Paeroa Central School is aiming for zero food scraps to landfill now they have their own worm farm, donated by Hauraki District Council.

Mayor Toby Adams said that after hearing in the No Time to Waste | Tiakina a Papa Mimiti te Para community engagement last year that schools were really keen to get involved with worm farming as a way to deal with their food scraps, Council got stuck in looking for ways to fund more of them.

It's a win-win for the school and environment

Council takes the bonus points received from purchasing Parks and Reserves supplies, and uses them to buy worm farm bins to donate to local schools. Council’s Waste Manager then uses funds from the Waste Levy to purchase the worms and education sessions for the schools from Zero Waste Education, making it a win-win for the schools and the environment.

“Inspiring our youth to look after Pāpatūanuku is priceless and it’s clear that our district is right behind these reuse, reduce and recycle initiatives after we received a big tick from our contractor congratulating the communities on their soft plastics recycling results! Since we introduced our collection bins in March 2022, over 1880kgs or 1.88 tonnes of soft plastic has been diverted from landfill to go to FuturePost to make fence posts instead – what a great effort”, said Mayor Adams.

Surprising things tiger worms eat

“Our waste audit showed that close to 50 percent of what goes to landfill is food scraps and we wanted to help change that. And it’s not just food scraps that the worms love, they also eat the hair that gets stuck in your hairbrush and if you have pet rabbits or guinea pigs, the worms eat herbivore pooh too!’, he added.

Students were surprised to learn that although there are 194 worm species in NZ, it’s Tiger worms from Europe that are used in the worm farm because they are excellent eaters and reproduce quickly. They also learnt that worm farm bins need to be kept cool in the shade, but compost needs to be in a hot spot in the garden.

Lenny from Zero Waste Education was on hand all week to work with the students and she found Paeroa Central School students so engaged and interested in learning about reducing rubbish and food waste to landfill.

“What a wonderful week it’s been – so much enthusiasm and participation from the students and teachers”, she said.

“We couldn’t ask for a better outcome”, said Mayor Adams.

Food scraps kerbside collection will start in September 2023

In September 2023, Council will introduce a kerbside food scraps collection as part of the No time to Waste | Tiakina a Papa Mimiti te Para strategy to reduce by 100 percent, organic waste, including food scraps, to landfill by June 2027.

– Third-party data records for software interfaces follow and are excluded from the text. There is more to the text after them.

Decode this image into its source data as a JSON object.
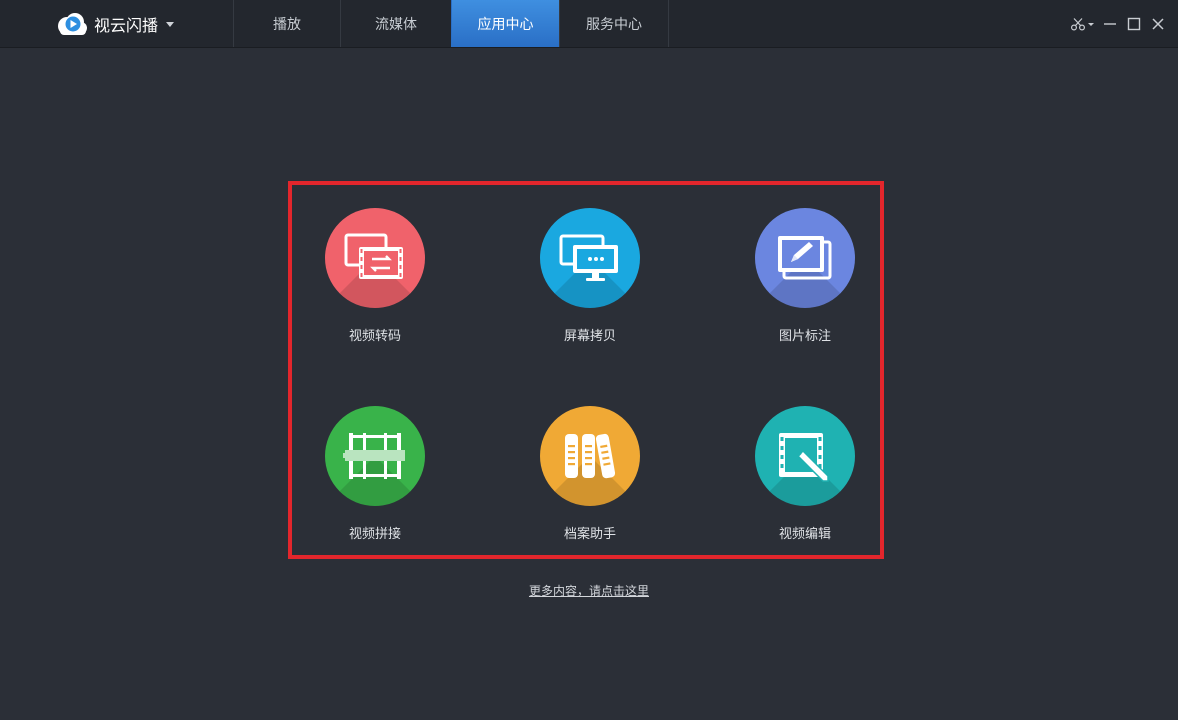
{
  "brand": {
    "name": "视云闪播",
    "logo_icon": "cloud-play-icon"
  },
  "tabs": [
    {
      "label": "播放",
      "active": false
    },
    {
      "label": "流媒体",
      "active": false
    },
    {
      "label": "应用中心",
      "active": true
    },
    {
      "label": "服务中心",
      "active": false
    }
  ],
  "window_controls": [
    "scissors-icon",
    "minimize-icon",
    "maximize-icon",
    "close-icon"
  ],
  "apps": [
    {
      "label": "视频转码",
      "icon": "video-transcode-icon",
      "color": "#f0626b"
    },
    {
      "label": "屏幕拷贝",
      "icon": "screen-copy-icon",
      "color": "#1aa8e0"
    },
    {
      "label": "图片标注",
      "icon": "image-annotate-icon",
      "color": "#6b86e0"
    },
    {
      "label": "视频拼接",
      "icon": "video-splice-icon",
      "color": "#39b34a"
    },
    {
      "label": "档案助手",
      "icon": "archive-assistant-icon",
      "color": "#f0a935"
    },
    {
      "label": "视频编辑",
      "icon": "video-edit-icon",
      "color": "#1fb2b2"
    }
  ],
  "colors": {
    "highlight_border": "#e3262c",
    "active_tab": "#3a86d9",
    "background": "#2b2f37"
  },
  "footer": {
    "more_link": "更多内容，请点击这里"
  }
}
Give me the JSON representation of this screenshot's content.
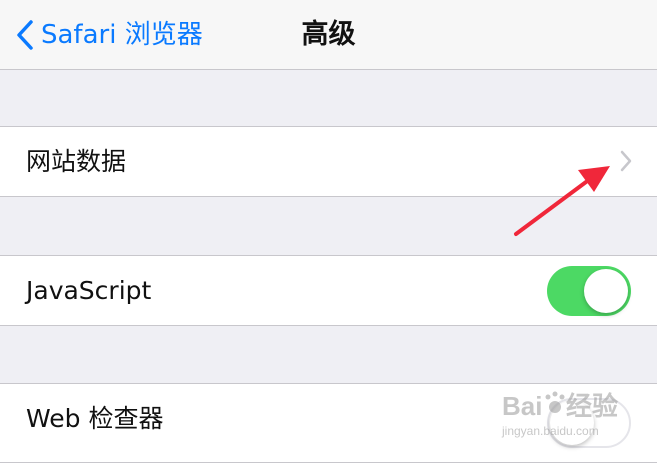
{
  "navbar": {
    "back_label": "Safari 浏览器",
    "title": "高级",
    "back_icon": "chevron-left-icon"
  },
  "rows": {
    "website_data": {
      "label": "网站数据",
      "accessory_icon": "chevron-right-icon"
    },
    "javascript": {
      "label": "JavaScript",
      "toggle_on": true
    },
    "web_inspector": {
      "label": "Web 检查器",
      "toggle_on": false
    }
  },
  "watermark": {
    "brand": "Baidu",
    "sub": "经验",
    "url": "jingyan.baidu.com"
  },
  "colors": {
    "accent": "#0a7aff",
    "toggle_on": "#4cd964",
    "annotation_arrow": "#f0273a"
  }
}
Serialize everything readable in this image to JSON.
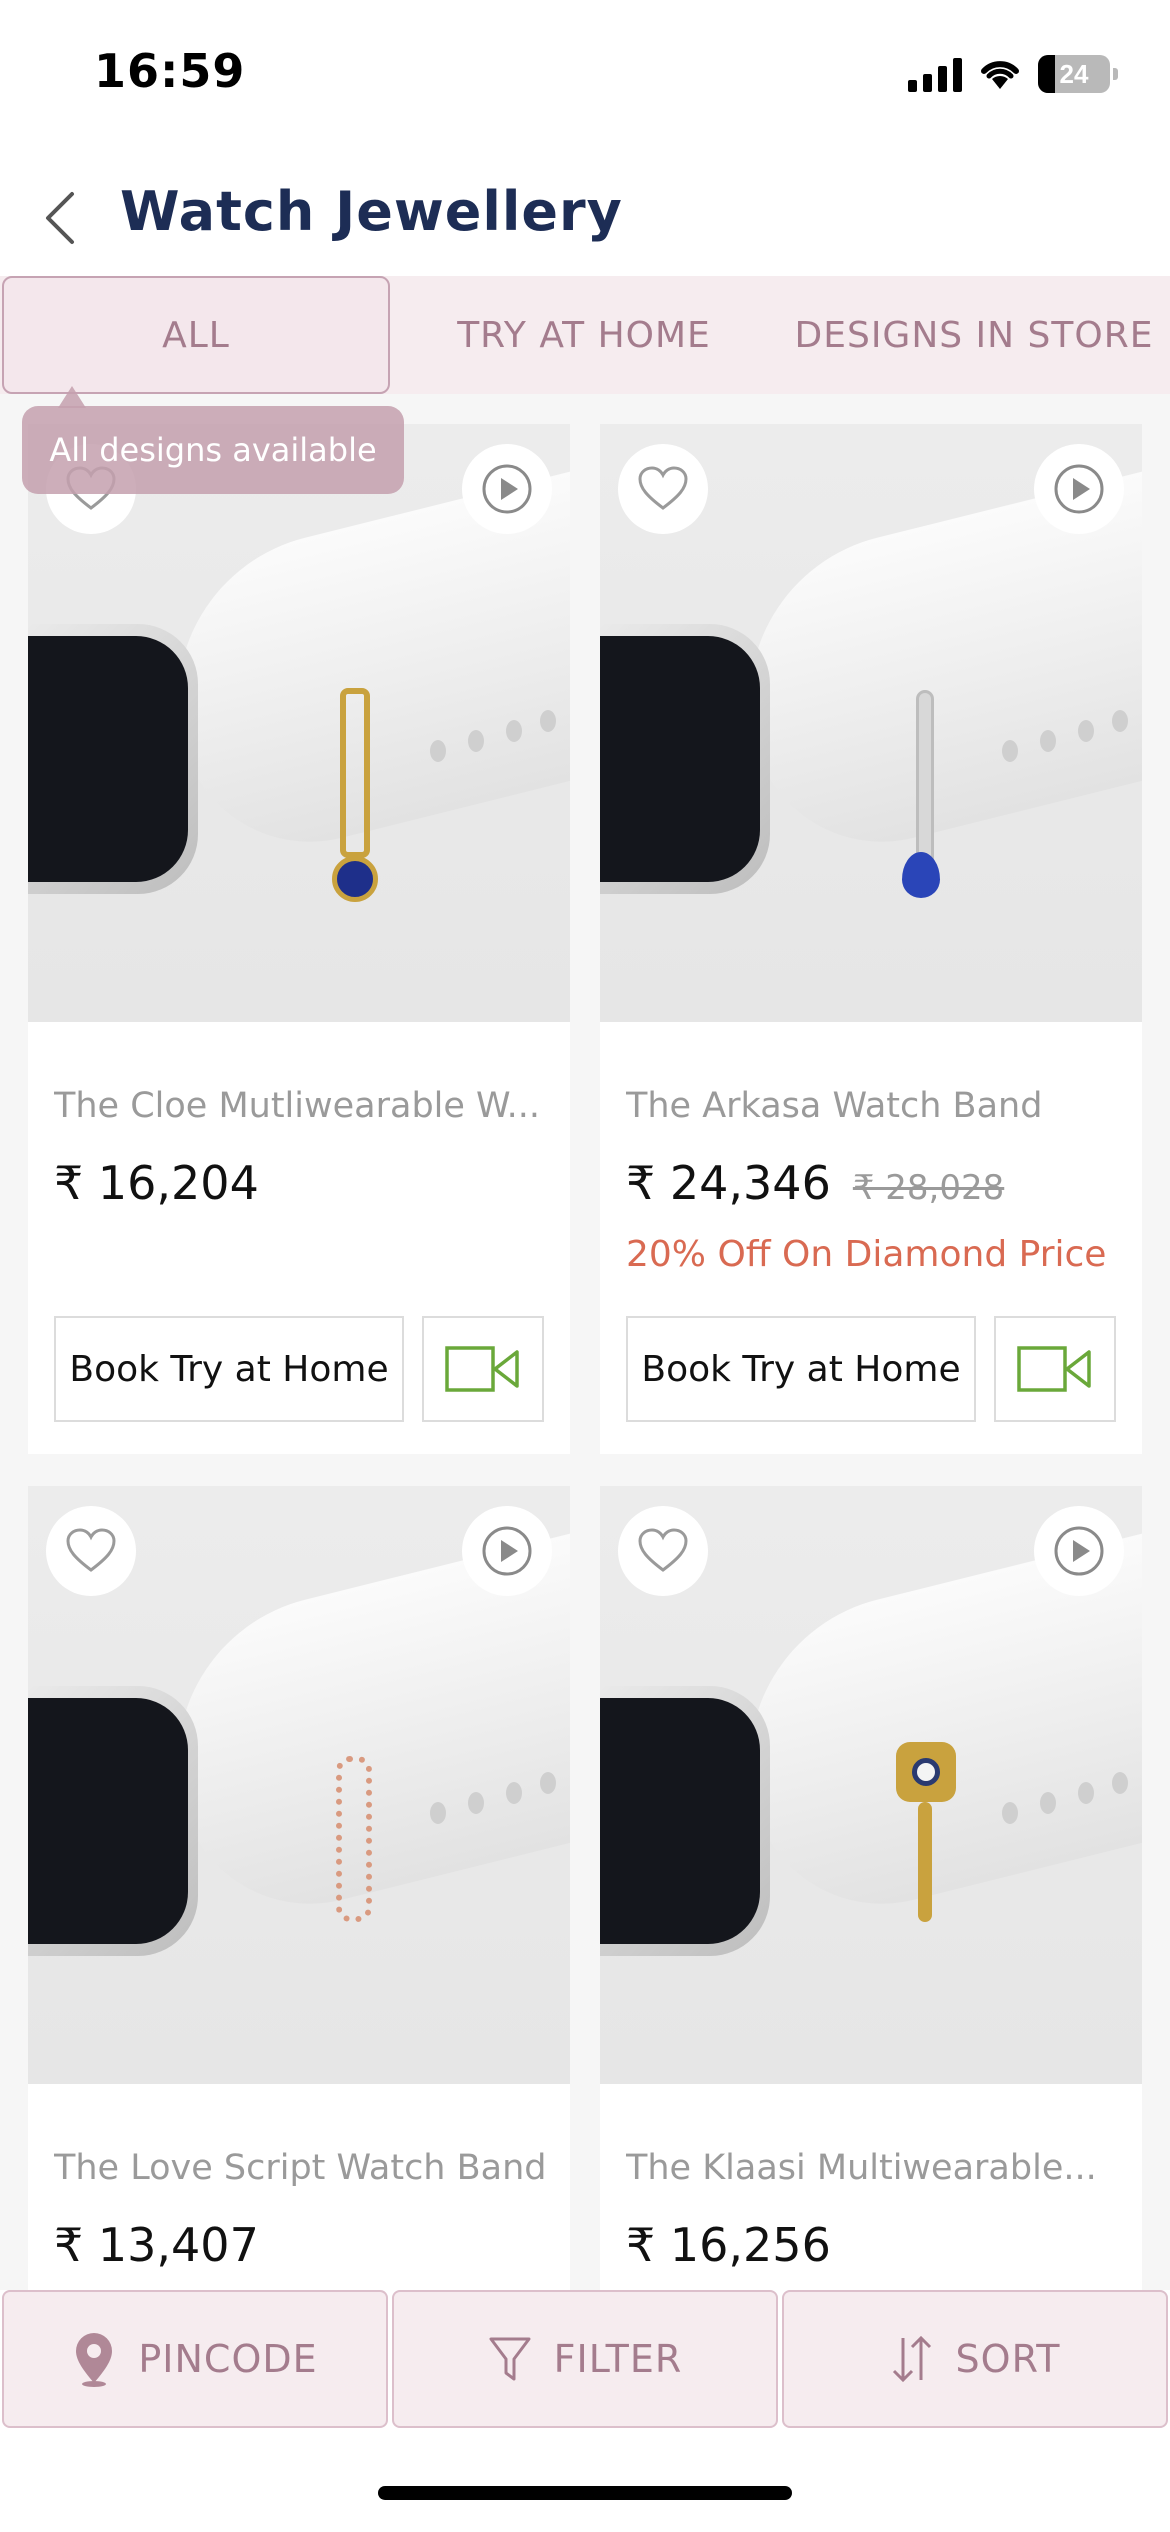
{
  "status_bar": {
    "time": "16:59",
    "battery": "24"
  },
  "header": {
    "title": "Watch Jewellery"
  },
  "tabs": [
    {
      "label": "ALL",
      "active": true
    },
    {
      "label": "TRY AT HOME",
      "active": false
    },
    {
      "label": "DESIGNS IN STORE",
      "active": false
    }
  ],
  "tooltip": {
    "text": "All designs available"
  },
  "products": [
    {
      "name": "The Cloe Mutliwearable W...",
      "price": "₹ 16,204",
      "mrp": "",
      "discount": "",
      "try_label": "Book Try at Home",
      "charm_color": "#c9a23e"
    },
    {
      "name": "The Arkasa Watch Band",
      "price": "₹ 24,346",
      "mrp": "₹ 28,028",
      "discount": "20% Off On Diamond Price",
      "try_label": "Book Try at Home",
      "charm_color": "#c7c7c7"
    },
    {
      "name": "The Love Script Watch Band",
      "price": "₹ 13,407",
      "mrp": "",
      "discount": "",
      "try_label": "",
      "charm_color": "#d99a80"
    },
    {
      "name": "The Klaasi Multiwearable...",
      "price": "₹ 16,256",
      "mrp": "",
      "discount": "",
      "try_label": "",
      "charm_color": "#c9a23e"
    }
  ],
  "bottom_bar": {
    "pincode": "PINCODE",
    "filter": "FILTER",
    "sort": "SORT"
  },
  "colors": {
    "accent": "#a47c8d",
    "title": "#1d2d55",
    "discount": "#d96a52",
    "video_icon": "#6aa83a"
  }
}
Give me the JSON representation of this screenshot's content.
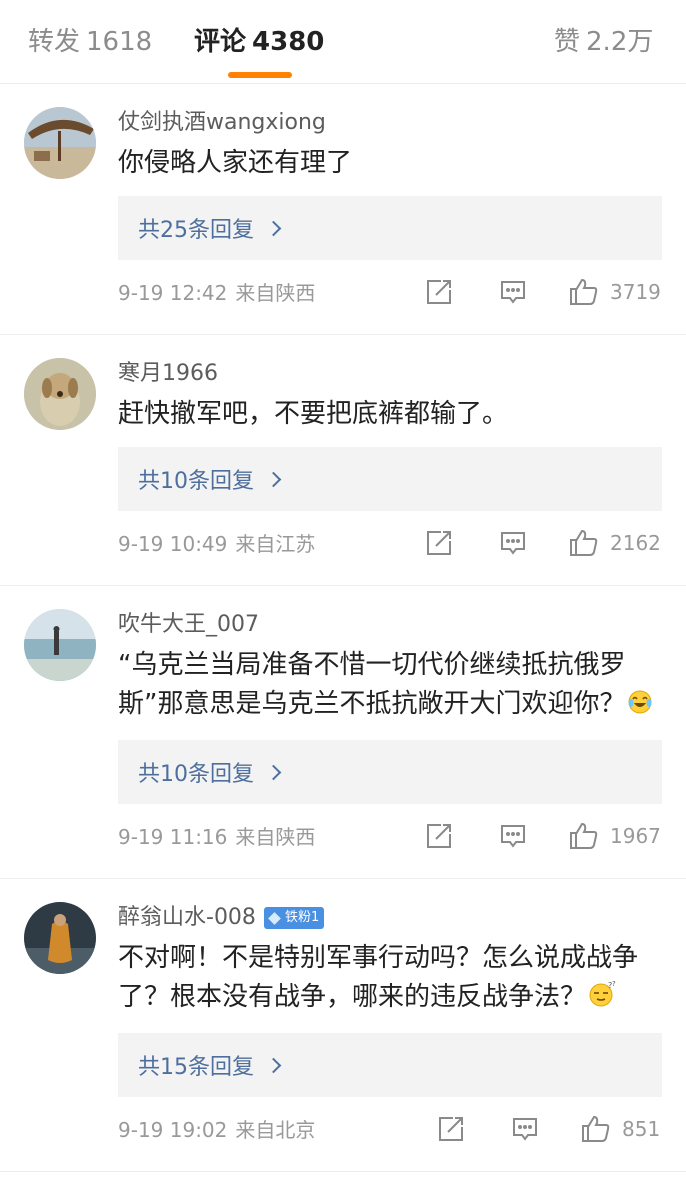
{
  "tabs": {
    "repost": {
      "label": "转发",
      "count": "1618"
    },
    "comments": {
      "label": "评论",
      "count": "4380"
    },
    "likes": {
      "label": "赞",
      "count": "2.2万"
    }
  },
  "colors": {
    "active_indicator": "#ff8200",
    "link": "#4e6f9d",
    "fan_badge": "#4a90e2"
  },
  "comments": [
    {
      "username": "仗剑执酒wangxiong",
      "text": "你侵略人家还有理了",
      "replies": "共25条回复",
      "time": "9-19 12:42",
      "location": "来自陕西",
      "likes": "3719"
    },
    {
      "username": "寒月1966",
      "text": "赶快撤军吧，不要把底裤都输了。",
      "replies": "共10条回复",
      "time": "9-19 10:49",
      "location": "来自江苏",
      "likes": "2162"
    },
    {
      "username": "吹牛大王_007",
      "text": "“乌克兰当局准备不惜一切代价继续抵抗俄罗斯”那意思是乌克兰不抵抗敞开大门欢迎你？",
      "emoji": "laughing-tears-emoji",
      "replies": "共10条回复",
      "time": "9-19 11:16",
      "location": "来自陕西",
      "likes": "1967"
    },
    {
      "username": "醉翁山水-008",
      "badge": "铁粉1",
      "text": "不对啊！不是特别军事行动吗？怎么说成战争了？根本没有战争，哪来的违反战争法？",
      "emoji": "sleepy-sweat-emoji",
      "replies": "共15条回复",
      "time": "9-19 19:02",
      "location": "来自北京",
      "likes": "851"
    }
  ],
  "icons": {
    "repost": "share-icon",
    "comment": "comment-icon",
    "like": "thumbs-up-icon",
    "chevron": "chevron-right-icon"
  }
}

Students helped to put the Tiger worms in the worm farm

Paeroa Central School students get stuck in